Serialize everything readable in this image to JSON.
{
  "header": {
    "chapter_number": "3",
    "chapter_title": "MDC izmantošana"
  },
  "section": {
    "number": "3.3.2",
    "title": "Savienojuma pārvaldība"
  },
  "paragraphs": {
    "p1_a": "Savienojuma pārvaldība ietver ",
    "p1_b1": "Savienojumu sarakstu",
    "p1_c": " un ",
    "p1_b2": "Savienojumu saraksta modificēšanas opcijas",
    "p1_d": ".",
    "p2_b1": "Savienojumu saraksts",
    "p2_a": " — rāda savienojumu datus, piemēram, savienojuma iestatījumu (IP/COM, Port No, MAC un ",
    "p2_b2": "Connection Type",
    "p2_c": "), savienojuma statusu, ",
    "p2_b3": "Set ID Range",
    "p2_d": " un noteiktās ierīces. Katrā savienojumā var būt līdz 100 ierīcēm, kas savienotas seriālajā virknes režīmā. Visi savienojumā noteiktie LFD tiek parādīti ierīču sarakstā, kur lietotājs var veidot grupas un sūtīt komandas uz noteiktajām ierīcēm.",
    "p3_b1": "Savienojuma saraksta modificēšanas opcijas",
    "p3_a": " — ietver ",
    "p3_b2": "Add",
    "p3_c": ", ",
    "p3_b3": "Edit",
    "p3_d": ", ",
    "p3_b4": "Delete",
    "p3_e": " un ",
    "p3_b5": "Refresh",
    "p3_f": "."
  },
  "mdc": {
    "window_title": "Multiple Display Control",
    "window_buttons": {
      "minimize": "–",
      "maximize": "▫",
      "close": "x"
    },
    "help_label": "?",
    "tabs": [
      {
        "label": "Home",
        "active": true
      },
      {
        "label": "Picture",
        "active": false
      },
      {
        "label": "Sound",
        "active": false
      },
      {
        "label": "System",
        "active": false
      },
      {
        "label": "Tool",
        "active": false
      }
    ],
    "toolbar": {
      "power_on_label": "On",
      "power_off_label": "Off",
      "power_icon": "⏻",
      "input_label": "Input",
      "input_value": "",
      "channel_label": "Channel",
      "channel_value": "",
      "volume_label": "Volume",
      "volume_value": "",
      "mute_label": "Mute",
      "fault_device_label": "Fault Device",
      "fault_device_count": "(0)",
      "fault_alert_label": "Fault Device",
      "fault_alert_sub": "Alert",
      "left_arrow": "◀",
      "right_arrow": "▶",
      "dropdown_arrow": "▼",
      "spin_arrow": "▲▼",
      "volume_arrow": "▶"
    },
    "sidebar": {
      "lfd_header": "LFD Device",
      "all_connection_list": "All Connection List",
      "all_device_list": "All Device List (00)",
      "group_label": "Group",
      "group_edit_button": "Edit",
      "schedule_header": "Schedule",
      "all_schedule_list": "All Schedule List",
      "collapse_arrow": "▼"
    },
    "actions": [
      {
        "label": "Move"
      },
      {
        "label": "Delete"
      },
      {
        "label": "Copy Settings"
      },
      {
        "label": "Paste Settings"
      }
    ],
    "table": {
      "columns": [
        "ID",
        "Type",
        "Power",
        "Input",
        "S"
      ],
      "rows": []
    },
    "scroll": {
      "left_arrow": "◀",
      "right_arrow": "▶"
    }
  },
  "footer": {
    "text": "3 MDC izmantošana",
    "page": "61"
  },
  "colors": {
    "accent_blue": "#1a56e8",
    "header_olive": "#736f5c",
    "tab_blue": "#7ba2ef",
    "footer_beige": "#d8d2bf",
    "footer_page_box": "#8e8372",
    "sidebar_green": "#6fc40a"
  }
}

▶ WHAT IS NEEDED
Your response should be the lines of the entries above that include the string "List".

▶ OUTPUT FOR THIS TASK
      "all_connection_list": "All Connection List",
      "all_device_list": "All Device List (00)",
      "all_schedule_list": "All Schedule List",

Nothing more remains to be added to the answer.